___ SOURCE MATERIAL

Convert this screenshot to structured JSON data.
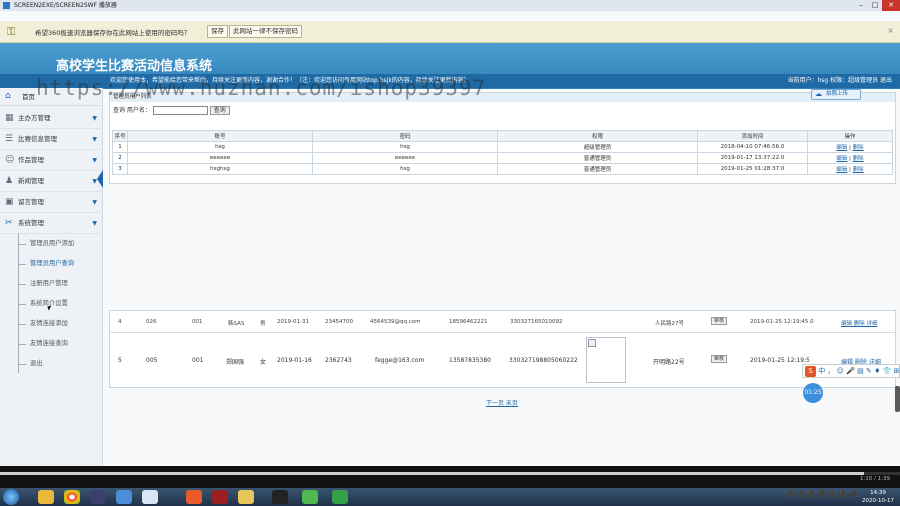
{
  "window": {
    "title": "SCREEN2EXE/SCREEN2SWF 播放器"
  },
  "password_bar": {
    "question": "希望360极速浏览器保存你在此网站上使用的密码吗？",
    "save_label": "保存",
    "never_label": "此网站一律不保存密码",
    "close": "×"
  },
  "header": {
    "system_title": "高校学生比赛活动信息系统",
    "welcome": "欢迎您使用本，希望能给您带来帮助，持续关注更新内容，谢谢合作！（注：欢迎您访问有用网站top.hsjk的内容，持续关注更新内容）",
    "current_user": "当前用户：hsg  权限：超级管理员  退出",
    "watermark": "https://www.huzhan.com/ishop39397"
  },
  "sidebar": {
    "home": "首页",
    "menus": [
      {
        "label": "主办方管理"
      },
      {
        "label": "比赛信息管理"
      },
      {
        "label": "作品管理"
      },
      {
        "label": "新闻管理"
      },
      {
        "label": "留言管理"
      },
      {
        "label": "系统管理"
      }
    ],
    "submenu": [
      {
        "label": "管理员用户添加"
      },
      {
        "label": "管理员用户查询"
      },
      {
        "label": "注册用户管理"
      },
      {
        "label": "系统简介设置"
      },
      {
        "label": "友情连接添加"
      },
      {
        "label": "友情连接查询"
      },
      {
        "label": "退出"
      }
    ]
  },
  "admin_panel": {
    "caption": "管理员用户列表",
    "search_label": "查询 用户名：",
    "search_button": "查询",
    "upload_label": "拍照上传",
    "columns": [
      "序号",
      "账号",
      "密码",
      "权限",
      "添加时间",
      "操作"
    ],
    "rows": [
      {
        "no": "1",
        "account": "hsg",
        "password": "hsg",
        "role": "超级管理员",
        "time": "2018-04-10 07:46:56.0",
        "edit": "编辑",
        "delete": "删除"
      },
      {
        "no": "2",
        "account": "eeeeee",
        "password": "eeeeee",
        "role": "普通管理员",
        "time": "2019-01-17 13:37:22.0",
        "edit": "编辑",
        "delete": "删除"
      },
      {
        "no": "3",
        "account": "hsghsg",
        "password": "hsg",
        "role": "普通管理员",
        "time": "2019-01-25 01:28:37.0",
        "edit": "编辑",
        "delete": "删除"
      }
    ]
  },
  "user_rows": [
    {
      "no": "4",
      "a": "026",
      "b": "001",
      "name": "韩SAS",
      "sex": "男",
      "date": "2019-01-31",
      "phone": "23454700",
      "email": "4564539@qq.com",
      "mobile": "18596462221",
      "idcard": "330327165010092",
      "address": "人民路27号",
      "audit": "审核",
      "time": "2019-01-25 12:19:45.0",
      "ops": "编辑 删除 详细"
    },
    {
      "no": "5",
      "a": "005",
      "b": "001",
      "name": "郑国强",
      "sex": "女",
      "date": "2019-01-16",
      "phone": "2362743",
      "email": "fegge@163.com",
      "mobile": "13587835380",
      "idcard": "330327198805060222",
      "address": "开明路22号",
      "audit": "审核",
      "time": "2019-01-25 12:19:5",
      "ops": "编辑 删除 详细"
    }
  ],
  "pager": {
    "text": "下一页 末页"
  },
  "overlay": {
    "ime": "中 ， ☺ 🎤 ▤ ✎ ♦ 👕 ⊞",
    "timer": "01:25"
  },
  "player": {
    "time": "1:10 / 1:39",
    "progress": 0.96
  },
  "taskbar": {
    "time": "14:39",
    "date": "2020-10-17"
  },
  "colors": {
    "header": "#2e7fb8",
    "link": "#1e66a8",
    "accent_close": "#c8362b"
  }
}
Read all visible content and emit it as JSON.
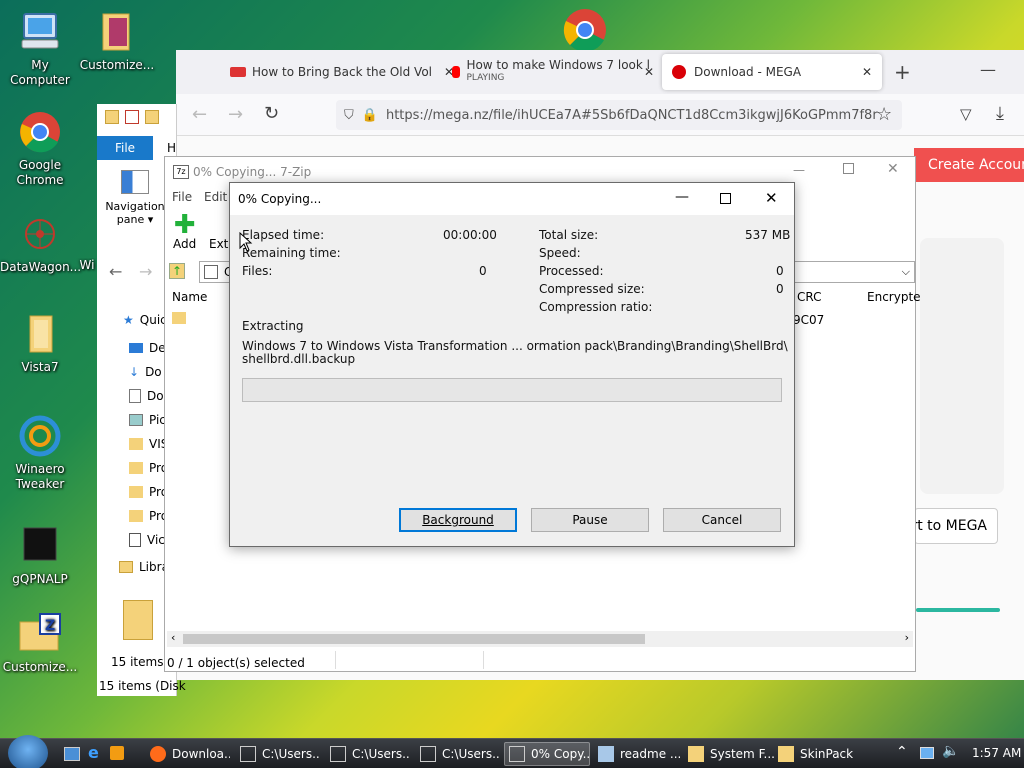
{
  "desktop": {
    "icons": [
      {
        "label": "My Computer",
        "icon": "computer-icon"
      },
      {
        "label": "Customize...",
        "icon": "folder-icon"
      },
      {
        "label": "Google Chrome",
        "icon": "chrome-icon"
      },
      {
        "label": "DataWagon...",
        "icon": "network-icon"
      },
      {
        "label": "Vista7",
        "icon": "folder-icon"
      },
      {
        "label": "Winaero Tweaker",
        "icon": "winaero-icon"
      },
      {
        "label": "gQPNALP",
        "icon": "black-file-icon"
      },
      {
        "label": "Customize...",
        "icon": "folder-zip-icon"
      },
      {
        "label": "Wi",
        "icon": "partial-icon"
      }
    ]
  },
  "browser": {
    "tabs": [
      {
        "title": "How to Bring Back the Old Vol"
      },
      {
        "title": "How to make Windows 7 look l",
        "subtitle": "PLAYING"
      },
      {
        "title": "Download - MEGA"
      }
    ],
    "url": "https://mega.nz/file/ihUCEa7A#5Sb6fDaQNCT1d8Ccm3ikgwjJ6KoGPmm7f8r",
    "create_account": "Create Account",
    "mega_button": "rt to MEGA"
  },
  "explorer": {
    "file_tab": "File",
    "h_tab": "H",
    "nav_pane": "Navigation pane",
    "quick": "Quic",
    "sidebar": [
      "De",
      "Do",
      "Do",
      "Pic",
      "VIS",
      "Pro",
      "Pro",
      "Pro",
      "Vic",
      "Libra"
    ],
    "item_count": "15 items",
    "status": "15 items (Disk"
  },
  "zipmain": {
    "title": "0% Copying... 7-Zip",
    "menu": [
      "File",
      "Edit"
    ],
    "add_label": "Add",
    "extract_label": "Extr",
    "path_prefix": "C",
    "columns": {
      "name": "Name",
      "crc": "CRC",
      "encrypted": "Encrypte"
    },
    "crc_value": "9C07",
    "status": "0 / 1 object(s) selected"
  },
  "dialog": {
    "title": "0% Copying...",
    "elapsed_label": "Elapsed time:",
    "elapsed_value": "00:00:00",
    "remaining_label": "Remaining time:",
    "files_label": "Files:",
    "files_value": "0",
    "total_label": "Total size:",
    "total_value": "537 MB",
    "speed_label": "Speed:",
    "processed_label": "Processed:",
    "processed_value": "0",
    "compressed_label": "Compressed size:",
    "compressed_value": "0",
    "ratio_label": "Compression ratio:",
    "action": "Extracting",
    "path_line1": "Windows 7 to Windows Vista Transformation ... ormation pack\\Branding\\Branding\\ShellBrd\\",
    "path_line2": "shellbrd.dll.backup",
    "progress": 0,
    "buttons": {
      "background": "Background",
      "pause": "Pause",
      "cancel": "Cancel"
    }
  },
  "taskbar": {
    "items": [
      {
        "label": "Downloa...",
        "icon": "firefox-icon"
      },
      {
        "label": "C:\\Users...",
        "icon": "7zip-icon"
      },
      {
        "label": "C:\\Users...",
        "icon": "7zip-icon"
      },
      {
        "label": "C:\\Users...",
        "icon": "7zip-icon"
      },
      {
        "label": "0% Copy...",
        "icon": "7zip-icon"
      },
      {
        "label": "readme ...",
        "icon": "notepad-icon"
      },
      {
        "label": "System F...",
        "icon": "folder-icon"
      },
      {
        "label": "SkinPack",
        "icon": "folder-icon"
      }
    ],
    "time": "1:57 AM"
  }
}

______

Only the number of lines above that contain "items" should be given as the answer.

3